Select the lines below containing the word "author".

___ Records for this exercise ___

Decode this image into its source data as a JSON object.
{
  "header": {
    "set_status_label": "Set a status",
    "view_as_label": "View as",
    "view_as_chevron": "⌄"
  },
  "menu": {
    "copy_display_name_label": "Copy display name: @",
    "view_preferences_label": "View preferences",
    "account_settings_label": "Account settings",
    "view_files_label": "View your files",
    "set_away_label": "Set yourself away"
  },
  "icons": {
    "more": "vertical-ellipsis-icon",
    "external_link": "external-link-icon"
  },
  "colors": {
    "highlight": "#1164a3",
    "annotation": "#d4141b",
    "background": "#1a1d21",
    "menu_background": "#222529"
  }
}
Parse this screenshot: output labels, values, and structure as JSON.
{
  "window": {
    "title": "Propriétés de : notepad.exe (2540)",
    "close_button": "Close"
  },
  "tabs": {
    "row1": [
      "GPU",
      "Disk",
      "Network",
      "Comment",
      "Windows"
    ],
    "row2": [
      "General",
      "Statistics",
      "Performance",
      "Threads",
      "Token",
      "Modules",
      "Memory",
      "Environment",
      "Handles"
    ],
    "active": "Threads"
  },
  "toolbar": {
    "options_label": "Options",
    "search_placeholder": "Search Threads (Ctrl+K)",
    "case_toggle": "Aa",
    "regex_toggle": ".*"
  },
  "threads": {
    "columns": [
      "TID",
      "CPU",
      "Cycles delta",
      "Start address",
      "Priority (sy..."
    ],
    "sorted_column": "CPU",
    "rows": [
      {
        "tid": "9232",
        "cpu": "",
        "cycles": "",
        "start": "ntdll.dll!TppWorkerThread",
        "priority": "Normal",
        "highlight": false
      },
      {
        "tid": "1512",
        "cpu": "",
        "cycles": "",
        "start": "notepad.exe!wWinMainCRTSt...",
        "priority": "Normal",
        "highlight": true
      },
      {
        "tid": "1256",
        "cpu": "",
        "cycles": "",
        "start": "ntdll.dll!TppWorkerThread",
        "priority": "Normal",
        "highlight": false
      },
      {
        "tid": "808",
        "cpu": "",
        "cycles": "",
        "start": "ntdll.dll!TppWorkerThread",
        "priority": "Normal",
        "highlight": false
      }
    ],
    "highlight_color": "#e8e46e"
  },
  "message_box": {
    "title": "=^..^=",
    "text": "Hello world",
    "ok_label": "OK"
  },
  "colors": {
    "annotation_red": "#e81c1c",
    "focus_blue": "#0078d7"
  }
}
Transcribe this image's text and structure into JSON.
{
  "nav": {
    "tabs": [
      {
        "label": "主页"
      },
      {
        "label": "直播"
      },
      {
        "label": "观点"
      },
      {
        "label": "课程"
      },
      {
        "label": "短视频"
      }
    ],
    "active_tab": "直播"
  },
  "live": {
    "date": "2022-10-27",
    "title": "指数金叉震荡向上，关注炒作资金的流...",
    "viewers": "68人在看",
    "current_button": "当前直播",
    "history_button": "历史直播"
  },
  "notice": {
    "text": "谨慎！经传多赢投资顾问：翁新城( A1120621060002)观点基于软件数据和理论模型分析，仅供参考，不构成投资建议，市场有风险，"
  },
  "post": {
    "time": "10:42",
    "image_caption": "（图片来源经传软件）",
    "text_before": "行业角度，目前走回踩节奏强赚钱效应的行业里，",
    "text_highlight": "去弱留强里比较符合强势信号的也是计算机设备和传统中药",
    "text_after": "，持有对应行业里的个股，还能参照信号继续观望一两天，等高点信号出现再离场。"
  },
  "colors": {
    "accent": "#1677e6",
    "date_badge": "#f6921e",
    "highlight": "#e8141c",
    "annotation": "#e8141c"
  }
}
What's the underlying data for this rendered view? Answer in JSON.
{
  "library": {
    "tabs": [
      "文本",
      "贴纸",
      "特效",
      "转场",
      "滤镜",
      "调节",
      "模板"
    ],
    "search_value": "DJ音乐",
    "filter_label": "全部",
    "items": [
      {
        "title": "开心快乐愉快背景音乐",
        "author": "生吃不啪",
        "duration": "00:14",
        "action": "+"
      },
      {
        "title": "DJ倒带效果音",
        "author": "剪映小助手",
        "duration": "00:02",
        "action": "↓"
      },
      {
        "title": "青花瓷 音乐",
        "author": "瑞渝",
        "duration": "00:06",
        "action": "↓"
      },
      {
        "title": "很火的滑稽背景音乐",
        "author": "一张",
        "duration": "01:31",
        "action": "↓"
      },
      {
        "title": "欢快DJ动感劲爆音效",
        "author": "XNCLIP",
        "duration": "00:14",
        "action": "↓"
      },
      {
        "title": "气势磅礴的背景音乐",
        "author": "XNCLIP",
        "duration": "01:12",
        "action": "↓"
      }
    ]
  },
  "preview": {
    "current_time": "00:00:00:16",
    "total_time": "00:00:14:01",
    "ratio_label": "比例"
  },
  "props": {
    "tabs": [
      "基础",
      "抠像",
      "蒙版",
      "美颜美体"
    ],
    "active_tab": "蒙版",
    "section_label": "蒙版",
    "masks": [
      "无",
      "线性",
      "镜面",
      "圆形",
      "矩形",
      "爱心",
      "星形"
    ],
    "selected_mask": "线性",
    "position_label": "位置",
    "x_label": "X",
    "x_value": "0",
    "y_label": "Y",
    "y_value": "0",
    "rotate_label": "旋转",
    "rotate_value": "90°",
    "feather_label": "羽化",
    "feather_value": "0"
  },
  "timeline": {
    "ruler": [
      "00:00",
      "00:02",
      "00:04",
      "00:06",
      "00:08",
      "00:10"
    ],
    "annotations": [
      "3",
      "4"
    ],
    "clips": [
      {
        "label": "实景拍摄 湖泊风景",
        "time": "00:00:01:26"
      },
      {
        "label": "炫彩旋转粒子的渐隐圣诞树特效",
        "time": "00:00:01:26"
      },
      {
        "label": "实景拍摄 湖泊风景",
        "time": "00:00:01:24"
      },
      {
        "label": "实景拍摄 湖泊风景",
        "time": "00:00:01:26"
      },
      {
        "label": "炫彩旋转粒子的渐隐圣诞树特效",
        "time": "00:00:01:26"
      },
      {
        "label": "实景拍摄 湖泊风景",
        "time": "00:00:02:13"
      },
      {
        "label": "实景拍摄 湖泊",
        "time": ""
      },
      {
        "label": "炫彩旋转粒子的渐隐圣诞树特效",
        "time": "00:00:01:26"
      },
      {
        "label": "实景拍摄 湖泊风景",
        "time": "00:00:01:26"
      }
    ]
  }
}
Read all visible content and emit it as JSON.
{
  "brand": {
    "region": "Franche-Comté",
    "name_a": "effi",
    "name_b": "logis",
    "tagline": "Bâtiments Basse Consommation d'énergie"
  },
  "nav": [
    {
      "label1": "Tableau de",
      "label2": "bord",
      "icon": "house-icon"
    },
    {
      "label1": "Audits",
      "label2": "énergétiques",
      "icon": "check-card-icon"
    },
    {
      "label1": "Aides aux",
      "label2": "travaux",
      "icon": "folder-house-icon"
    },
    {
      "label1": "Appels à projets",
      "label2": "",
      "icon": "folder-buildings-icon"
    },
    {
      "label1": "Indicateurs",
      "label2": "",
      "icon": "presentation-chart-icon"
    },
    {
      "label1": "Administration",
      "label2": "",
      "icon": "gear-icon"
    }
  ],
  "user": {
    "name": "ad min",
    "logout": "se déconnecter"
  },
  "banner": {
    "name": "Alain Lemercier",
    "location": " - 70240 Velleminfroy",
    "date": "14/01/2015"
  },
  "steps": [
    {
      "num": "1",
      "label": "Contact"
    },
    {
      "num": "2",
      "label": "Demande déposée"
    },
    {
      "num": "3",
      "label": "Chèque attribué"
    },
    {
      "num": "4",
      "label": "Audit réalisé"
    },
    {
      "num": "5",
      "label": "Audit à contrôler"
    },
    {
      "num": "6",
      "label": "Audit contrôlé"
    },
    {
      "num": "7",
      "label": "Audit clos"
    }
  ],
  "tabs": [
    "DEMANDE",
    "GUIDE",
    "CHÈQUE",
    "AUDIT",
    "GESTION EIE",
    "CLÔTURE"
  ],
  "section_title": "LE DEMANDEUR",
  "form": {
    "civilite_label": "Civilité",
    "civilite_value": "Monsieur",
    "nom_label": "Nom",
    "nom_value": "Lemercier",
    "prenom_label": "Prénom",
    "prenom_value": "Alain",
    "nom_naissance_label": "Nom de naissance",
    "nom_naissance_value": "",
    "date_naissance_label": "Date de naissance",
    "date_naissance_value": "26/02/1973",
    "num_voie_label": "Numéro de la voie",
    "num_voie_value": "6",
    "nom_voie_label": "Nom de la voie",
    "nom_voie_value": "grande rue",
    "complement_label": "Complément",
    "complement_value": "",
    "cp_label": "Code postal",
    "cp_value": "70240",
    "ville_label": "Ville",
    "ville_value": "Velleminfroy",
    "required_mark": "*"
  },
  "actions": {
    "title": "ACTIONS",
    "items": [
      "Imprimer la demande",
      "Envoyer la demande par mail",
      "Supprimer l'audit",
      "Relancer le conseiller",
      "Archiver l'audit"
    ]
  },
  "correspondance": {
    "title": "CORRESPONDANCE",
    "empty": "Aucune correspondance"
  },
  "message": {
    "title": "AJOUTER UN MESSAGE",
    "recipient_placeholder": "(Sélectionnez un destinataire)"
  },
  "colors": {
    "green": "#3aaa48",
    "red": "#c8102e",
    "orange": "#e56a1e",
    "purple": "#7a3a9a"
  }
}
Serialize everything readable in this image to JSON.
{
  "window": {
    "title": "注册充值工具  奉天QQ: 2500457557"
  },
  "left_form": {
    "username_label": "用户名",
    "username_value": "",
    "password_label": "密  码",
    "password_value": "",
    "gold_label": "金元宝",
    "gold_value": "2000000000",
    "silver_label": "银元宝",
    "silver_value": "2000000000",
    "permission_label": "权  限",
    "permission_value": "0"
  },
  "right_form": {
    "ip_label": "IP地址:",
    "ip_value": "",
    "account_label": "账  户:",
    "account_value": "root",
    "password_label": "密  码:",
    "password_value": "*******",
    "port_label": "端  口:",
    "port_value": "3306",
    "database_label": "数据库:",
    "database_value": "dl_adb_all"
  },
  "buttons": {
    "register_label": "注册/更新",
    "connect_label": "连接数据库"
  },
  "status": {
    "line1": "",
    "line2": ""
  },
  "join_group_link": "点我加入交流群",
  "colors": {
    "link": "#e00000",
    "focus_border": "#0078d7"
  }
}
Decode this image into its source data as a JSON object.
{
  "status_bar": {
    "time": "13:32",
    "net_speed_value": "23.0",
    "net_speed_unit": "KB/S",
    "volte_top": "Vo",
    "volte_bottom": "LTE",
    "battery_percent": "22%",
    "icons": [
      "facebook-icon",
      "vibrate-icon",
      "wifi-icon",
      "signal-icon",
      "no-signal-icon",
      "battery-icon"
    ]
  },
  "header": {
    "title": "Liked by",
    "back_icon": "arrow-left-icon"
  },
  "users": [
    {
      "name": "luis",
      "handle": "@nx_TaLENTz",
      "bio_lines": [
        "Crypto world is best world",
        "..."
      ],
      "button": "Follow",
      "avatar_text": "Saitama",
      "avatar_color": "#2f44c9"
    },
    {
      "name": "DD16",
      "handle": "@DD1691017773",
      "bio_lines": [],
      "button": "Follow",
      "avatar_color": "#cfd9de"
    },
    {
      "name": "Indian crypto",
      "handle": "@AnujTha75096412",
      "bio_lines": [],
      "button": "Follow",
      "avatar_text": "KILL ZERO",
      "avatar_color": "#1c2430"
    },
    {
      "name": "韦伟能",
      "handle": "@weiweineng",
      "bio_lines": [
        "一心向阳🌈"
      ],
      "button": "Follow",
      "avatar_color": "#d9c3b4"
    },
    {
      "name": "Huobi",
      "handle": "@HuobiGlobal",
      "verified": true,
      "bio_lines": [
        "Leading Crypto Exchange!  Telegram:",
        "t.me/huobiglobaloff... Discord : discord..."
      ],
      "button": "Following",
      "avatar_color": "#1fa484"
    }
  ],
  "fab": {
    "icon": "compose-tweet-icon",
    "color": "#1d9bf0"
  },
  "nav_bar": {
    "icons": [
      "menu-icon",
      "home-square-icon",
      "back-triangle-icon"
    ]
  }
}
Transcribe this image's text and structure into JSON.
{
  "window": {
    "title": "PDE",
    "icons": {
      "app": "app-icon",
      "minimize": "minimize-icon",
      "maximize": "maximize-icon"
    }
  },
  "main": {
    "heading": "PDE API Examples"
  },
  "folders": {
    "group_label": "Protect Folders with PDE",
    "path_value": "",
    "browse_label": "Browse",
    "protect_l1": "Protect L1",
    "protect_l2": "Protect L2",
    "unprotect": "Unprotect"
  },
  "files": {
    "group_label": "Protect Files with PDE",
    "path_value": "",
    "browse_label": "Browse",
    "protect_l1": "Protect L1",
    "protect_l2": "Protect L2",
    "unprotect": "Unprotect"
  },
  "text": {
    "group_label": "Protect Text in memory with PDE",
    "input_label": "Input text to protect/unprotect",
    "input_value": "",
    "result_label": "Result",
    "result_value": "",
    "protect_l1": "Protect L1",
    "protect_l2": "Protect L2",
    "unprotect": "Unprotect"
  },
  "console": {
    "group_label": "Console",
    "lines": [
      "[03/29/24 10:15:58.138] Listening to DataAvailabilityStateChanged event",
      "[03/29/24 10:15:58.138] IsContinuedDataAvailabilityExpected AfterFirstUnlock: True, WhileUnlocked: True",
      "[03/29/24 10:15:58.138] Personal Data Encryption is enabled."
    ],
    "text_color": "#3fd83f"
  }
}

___

**Response area**
        "author": "生吃不啪",
        "author": "剪映小助手",
        "author": "瑞渝",
        "author": "一张",
        "author": "XNCLIP",
        "author": "XNCLIP",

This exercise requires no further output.